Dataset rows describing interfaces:
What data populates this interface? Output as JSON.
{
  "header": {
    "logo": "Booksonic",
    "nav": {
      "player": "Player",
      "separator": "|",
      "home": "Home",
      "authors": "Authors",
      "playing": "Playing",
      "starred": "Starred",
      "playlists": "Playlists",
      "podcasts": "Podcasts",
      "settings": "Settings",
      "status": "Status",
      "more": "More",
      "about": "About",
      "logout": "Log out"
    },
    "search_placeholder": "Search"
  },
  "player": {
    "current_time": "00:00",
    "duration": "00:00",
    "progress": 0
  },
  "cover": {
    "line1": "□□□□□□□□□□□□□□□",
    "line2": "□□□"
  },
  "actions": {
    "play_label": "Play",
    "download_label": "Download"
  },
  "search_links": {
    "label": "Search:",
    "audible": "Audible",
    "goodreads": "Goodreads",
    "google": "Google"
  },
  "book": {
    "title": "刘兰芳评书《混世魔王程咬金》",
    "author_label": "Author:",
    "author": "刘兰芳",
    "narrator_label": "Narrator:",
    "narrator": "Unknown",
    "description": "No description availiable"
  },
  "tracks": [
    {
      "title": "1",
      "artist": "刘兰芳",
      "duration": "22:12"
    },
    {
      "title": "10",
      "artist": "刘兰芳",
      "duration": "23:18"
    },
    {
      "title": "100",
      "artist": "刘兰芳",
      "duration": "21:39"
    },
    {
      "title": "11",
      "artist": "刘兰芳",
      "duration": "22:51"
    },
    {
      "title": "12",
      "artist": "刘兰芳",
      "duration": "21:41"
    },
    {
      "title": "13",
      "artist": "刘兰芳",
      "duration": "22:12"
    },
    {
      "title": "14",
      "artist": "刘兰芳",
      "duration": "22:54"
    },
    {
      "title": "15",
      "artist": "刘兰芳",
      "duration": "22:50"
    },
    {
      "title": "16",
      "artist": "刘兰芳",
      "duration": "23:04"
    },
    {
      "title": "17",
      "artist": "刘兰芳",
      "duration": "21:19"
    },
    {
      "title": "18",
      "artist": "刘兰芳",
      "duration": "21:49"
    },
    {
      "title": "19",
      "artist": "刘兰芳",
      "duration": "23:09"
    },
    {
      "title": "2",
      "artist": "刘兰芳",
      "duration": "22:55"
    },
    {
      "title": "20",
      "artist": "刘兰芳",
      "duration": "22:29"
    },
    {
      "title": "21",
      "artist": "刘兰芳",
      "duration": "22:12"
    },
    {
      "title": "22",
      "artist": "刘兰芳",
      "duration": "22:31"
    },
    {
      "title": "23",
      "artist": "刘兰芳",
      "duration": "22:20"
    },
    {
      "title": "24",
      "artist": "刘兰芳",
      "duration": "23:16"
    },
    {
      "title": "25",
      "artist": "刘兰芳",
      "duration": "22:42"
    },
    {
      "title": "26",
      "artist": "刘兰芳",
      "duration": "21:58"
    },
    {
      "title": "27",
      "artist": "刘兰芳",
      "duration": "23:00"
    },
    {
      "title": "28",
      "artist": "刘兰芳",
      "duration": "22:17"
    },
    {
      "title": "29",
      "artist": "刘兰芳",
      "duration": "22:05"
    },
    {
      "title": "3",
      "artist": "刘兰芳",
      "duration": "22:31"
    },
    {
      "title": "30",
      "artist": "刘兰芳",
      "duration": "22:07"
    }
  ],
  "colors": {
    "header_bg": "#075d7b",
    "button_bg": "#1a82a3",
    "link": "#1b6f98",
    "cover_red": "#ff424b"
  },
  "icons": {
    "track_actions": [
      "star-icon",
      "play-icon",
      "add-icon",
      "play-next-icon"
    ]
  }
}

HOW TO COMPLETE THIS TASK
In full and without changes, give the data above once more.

EXERCISE RESPONSE
What data populates this interface? Output as JSON.
{
  "header": {
    "logo": "Booksonic",
    "nav": {
      "player": "Player",
      "separator": "|",
      "home": "Home",
      "authors": "Authors",
      "playing": "Playing",
      "starred": "Starred",
      "playlists": "Playlists",
      "podcasts": "Podcasts",
      "settings": "Settings",
      "status": "Status",
      "more": "More",
      "about": "About",
      "logout": "Log out"
    },
    "search_placeholder": "Search"
  },
  "player": {
    "current_time": "00:00",
    "duration": "00:00",
    "progress": 0
  },
  "cover": {
    "line1": "□□□□□□□□□□□□□□□",
    "line2": "□□□"
  },
  "actions": {
    "play_label": "Play",
    "download_label": "Download"
  },
  "search_links": {
    "label": "Search:",
    "audible": "Audible",
    "goodreads": "Goodreads",
    "google": "Google"
  },
  "book": {
    "title": "刘兰芳评书《混世魔王程咬金》",
    "author_label": "Author:",
    "author": "刘兰芳",
    "narrator_label": "Narrator:",
    "narrator": "Unknown",
    "description": "No description availiable"
  },
  "tracks": [
    {
      "title": "1",
      "artist": "刘兰芳",
      "duration": "22:12"
    },
    {
      "title": "10",
      "artist": "刘兰芳",
      "duration": "23:18"
    },
    {
      "title": "100",
      "artist": "刘兰芳",
      "duration": "21:39"
    },
    {
      "title": "11",
      "artist": "刘兰芳",
      "duration": "22:51"
    },
    {
      "title": "12",
      "artist": "刘兰芳",
      "duration": "21:41"
    },
    {
      "title": "13",
      "artist": "刘兰芳",
      "duration": "22:12"
    },
    {
      "title": "14",
      "artist": "刘兰芳",
      "duration": "22:54"
    },
    {
      "title": "15",
      "artist": "刘兰芳",
      "duration": "22:50"
    },
    {
      "title": "16",
      "artist": "刘兰芳",
      "duration": "23:04"
    },
    {
      "title": "17",
      "artist": "刘兰芳",
      "duration": "21:19"
    },
    {
      "title": "18",
      "artist": "刘兰芳",
      "duration": "21:49"
    },
    {
      "title": "19",
      "artist": "刘兰芳",
      "duration": "23:09"
    },
    {
      "title": "2",
      "artist": "刘兰芳",
      "duration": "22:55"
    },
    {
      "title": "20",
      "artist": "刘兰芳",
      "duration": "22:29"
    },
    {
      "title": "21",
      "artist": "刘兰芳",
      "duration": "22:12"
    },
    {
      "title": "22",
      "artist": "刘兰芳",
      "duration": "22:31"
    },
    {
      "title": "23",
      "artist": "刘兰芳",
      "duration": "22:20"
    },
    {
      "title": "24",
      "artist": "刘兰芳",
      "duration": "23:16"
    },
    {
      "title": "25",
      "artist": "刘兰芳",
      "duration": "22:42"
    },
    {
      "title": "26",
      "artist": "刘兰芳",
      "duration": "21:58"
    },
    {
      "title": "27",
      "artist": "刘兰芳",
      "duration": "23:00"
    },
    {
      "title": "28",
      "artist": "刘兰芳",
      "duration": "22:17"
    },
    {
      "title": "29",
      "artist": "刘兰芳",
      "duration": "22:05"
    },
    {
      "title": "3",
      "artist": "刘兰芳",
      "duration": "22:31"
    },
    {
      "title": "30",
      "artist": "刘兰芳",
      "duration": "22:07"
    }
  ],
  "colors": {
    "header_bg": "#075d7b",
    "button_bg": "#1a82a3",
    "link": "#1b6f98",
    "cover_red": "#ff424b"
  },
  "icons": {
    "track_actions": [
      "star-icon",
      "play-icon",
      "add-icon",
      "play-next-icon"
    ]
  }
}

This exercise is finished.